July 3: His trial opens, but the defendant is not in the dock. Judge Richard Marks QC tells jurors not to speculate about the reason for his absence or “hold his absence against him”.

July 9: In a possible legal first, the speedboat is taken to the Old Bailey for jurors to inspect.

July 10: Shepherd is found guilty in his absence. It emerges he has skipped bail, although he has been instructing his legal team by phone and has been receiving daily updates.

July 27: He is sentenced to six years’ imprisonment in his absence and an international manhunt is launched by police.

August 30: Still a fugitive from justice, Shepherd launches an appeal against his conviction.

August 31: It emerges that Shepherd is also wanted for an alleged serious assault on a man in Devon in March.

December 19: A judge at the Court of Appeal gives him leave to challenge the conviction.

January 7 2019: Downing Street expresses concern over the case following reports Shepherd has received ÂŁ100,000 in legal aid despite being on the run.

January 22: Home Secretary Sajid Javid “underlines his personal commitment” to finding Shepherd during a meeting with Brown’s family.

January 23: Shepherd hands himself in to police in Tbilisi, the capital of Georgia, telling reporters Brown’s death was a “tragic accident”. The CPS and the Metropolitan Police launch efforts to have him extradited to the UK.

January 24: Shepherd tells a television station in Tbilisi that he fled the UK because he feared the “power within the prison system” held by Brown’s father Graham, who he claims is “a civil servant of some influence”.

January 25: Shepherd appears in court in Tbilisi and calls his speedboat trip his “greatest regret”.

January 29: His legal team successfully fights a fast-track extradition to the UK.

March 24: Shepherd’s lawyer Tariel Kakabadze says there is a “very big chance” he will not fight extradition to the UK and it is likely he will return within a week.

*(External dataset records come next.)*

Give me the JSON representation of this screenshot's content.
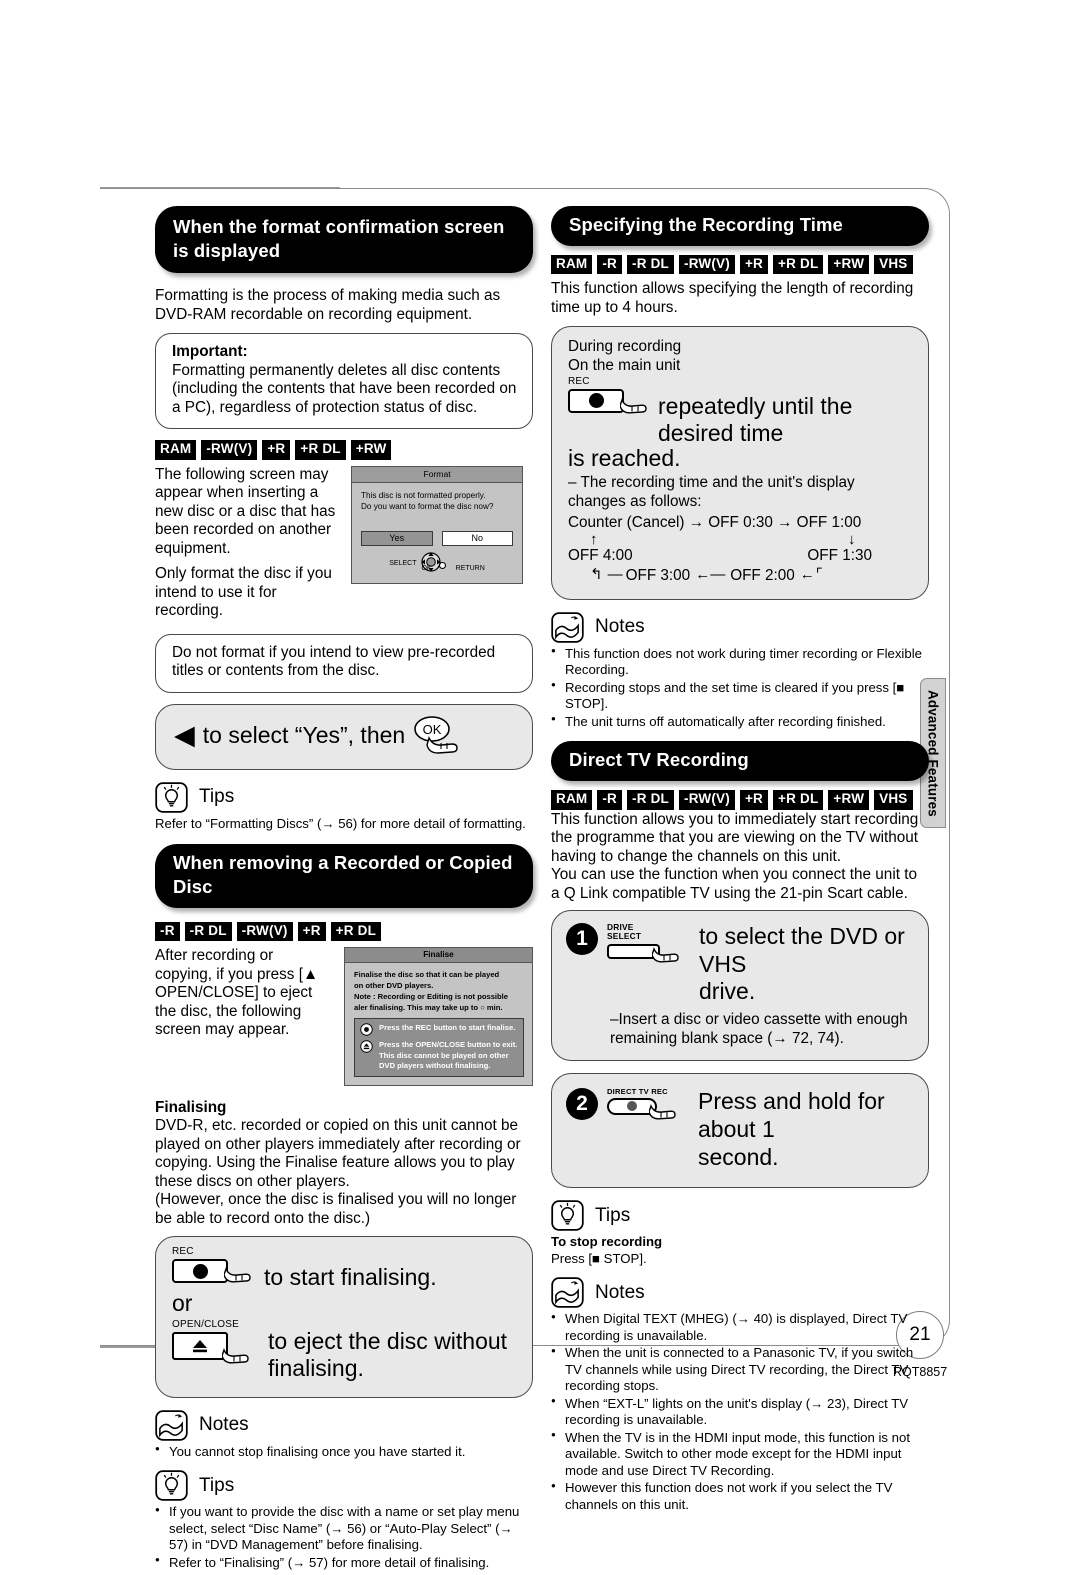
{
  "page": {
    "number": "21",
    "doc_code": "RQT8857",
    "side_tab": "Advanced Features"
  },
  "left": {
    "section1": {
      "heading": "When the format confirmation screen is displayed",
      "intro": "Formatting is the process of making media such as DVD-RAM recordable on recording equipment.",
      "important_label": "Important:",
      "important_text": "Formatting permanently deletes all disc contents (including the contents that have been recorded on a PC), regardless of protection status of disc.",
      "badges": [
        "RAM",
        "-RW(V)",
        "+R",
        "+R DL",
        "+RW"
      ],
      "para1": "The following screen may appear when inserting a new disc or a disc that has been recorded on another equipment.",
      "para2": "Only format the disc if you intend to use it for recording.",
      "caution": "Do not format if you intend to view pre-recorded titles or contents from the disc.",
      "action_text": "to select “Yes”, then",
      "action_left_arrow": "◀",
      "ok_button_label": "OK",
      "tips_label": "Tips",
      "tips_text": "Refer to “Formatting Discs” (→ 56) for more detail of formatting."
    },
    "format_osd": {
      "title": "Format",
      "line1": "This disc is not formatted properly.",
      "line2": "Do you want to format the disc now?",
      "yes": "Yes",
      "no": "No",
      "select_label": "SELECT",
      "ok_label": "OK",
      "return_label": "RETURN"
    },
    "section2": {
      "heading": "When removing a Recorded or Copied Disc",
      "badges": [
        "-R",
        "-R DL",
        "-RW(V)",
        "+R",
        "+R DL"
      ],
      "para": "After recording or copying, if you press [▲ OPEN/CLOSE] to eject the disc, the following screen may appear.",
      "finalising_label": "Finalising",
      "finalising_text": "DVD-R, etc. recorded or copied on this unit cannot be played on other players immediately after recording or copying. Using the Finalise feature allows you to play these discs on other players.",
      "finalising_text2": "(However, once the disc is finalised you will no longer be able to record onto the disc.)",
      "rec_caption": "REC",
      "rec_action": "to start finalising.",
      "or_label": "or",
      "eject_caption": "OPEN/CLOSE",
      "eject_action": "to eject the disc without finalising.",
      "notes_label": "Notes",
      "notes": [
        "You cannot stop finalising once you have started it."
      ],
      "tips_label": "Tips",
      "tips": [
        "If you want to provide the disc with a name or set play menu select, select “Disc Name” (→ 56) or “Auto-Play Select” (→ 57) in “DVD Management” before finalising.",
        "Refer to “Finalising” (→ 57) for more detail of finalising."
      ]
    },
    "finalise_osd": {
      "title": "Finalise",
      "line1": "Finalise the disc so that it can be played",
      "line2": "on other DVD players.",
      "line3": "Note : Recording or Editing is not possible",
      "line4": "aler finalising. This may take up to ○ min.",
      "opt1": "Press the REC button to start finalise.",
      "opt2_line1": "Press the OPEN/CLOSE button to exit.",
      "opt2_line2": "This disc cannot be played on other",
      "opt2_line3": "DVD players without finalising."
    }
  },
  "right": {
    "section1": {
      "heading": "Specifying the Recording Time",
      "badges": [
        "RAM",
        "-R",
        "-R DL",
        "-RW(V)",
        "+R",
        "+R DL",
        "+RW",
        "VHS"
      ],
      "intro": "This function allows specifying the length of recording time up to 4 hours.",
      "during_recording": "During recording",
      "on_main_unit": "On the main unit",
      "rec_caption": "REC",
      "action_line1": "repeatedly until the desired time",
      "action_line2": "is reached.",
      "dash_note": "– The recording time and the unit's display changes as follows:",
      "flow": {
        "row1": "Counter (Cancel) → OFF 0:30 → OFF 1:00",
        "left_item": "OFF 4:00",
        "right_item": "OFF 1:30",
        "row3_a": "OFF 3:00",
        "row3_b": "OFF 2:00"
      },
      "notes_label": "Notes",
      "notes": [
        "This function does not work during timer recording or Flexible Recording.",
        "Recording stops and the set time is cleared if you press [■ STOP].",
        "The unit turns off automatically after recording finished."
      ]
    },
    "section2": {
      "heading": "Direct TV Recording",
      "badges": [
        "RAM",
        "-R",
        "-R DL",
        "-RW(V)",
        "+R",
        "+R DL",
        "+RW",
        "VHS"
      ],
      "intro1": "This function allows you to immediately start recording the programme that you are viewing on the TV without having to change the channels on this unit.",
      "intro2": "You can use the function when you connect the unit to a Q Link compatible TV using the 21-pin Scart cable.",
      "step1_num": "❶",
      "step1_caption_line1": "DRIVE",
      "step1_caption_line2": "SELECT",
      "step1_action_line1": "to select the DVD or VHS",
      "step1_action_line2": "drive.",
      "step1_note": "–Insert a disc or video cassette with enough remaining blank space (→ 72, 74).",
      "step2_num": "❷",
      "step2_caption": "DIRECT TV REC",
      "step2_action_line1": "Press and hold for about 1",
      "step2_action_line2": "second.",
      "tips_label": "Tips",
      "tips_head": "To stop recording",
      "tips_text": "Press [■ STOP].",
      "notes_label": "Notes",
      "notes": [
        "When Digital TEXT (MHEG) (→ 40) is displayed, Direct TV recording is unavailable.",
        "When the unit is connected to a Panasonic TV, if you switch TV channels while using Direct TV recording, the Direct TV recording stops.",
        "When “EXT-L” lights on the unit's display (→ 23), Direct TV recording is unavailable.",
        "When the TV is in the HDMI input mode, this function is not available. Switch to other mode except for the HDMI input mode and use Direct TV Recording.",
        "However this function does not work if you select the TV channels on this unit."
      ]
    }
  }
}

March 26: Shepherd agrees to extradition. Kakabadze says his client “wants to participate” in his appeal, adding: “He wants to give testimony and he wants to speak to the judges.”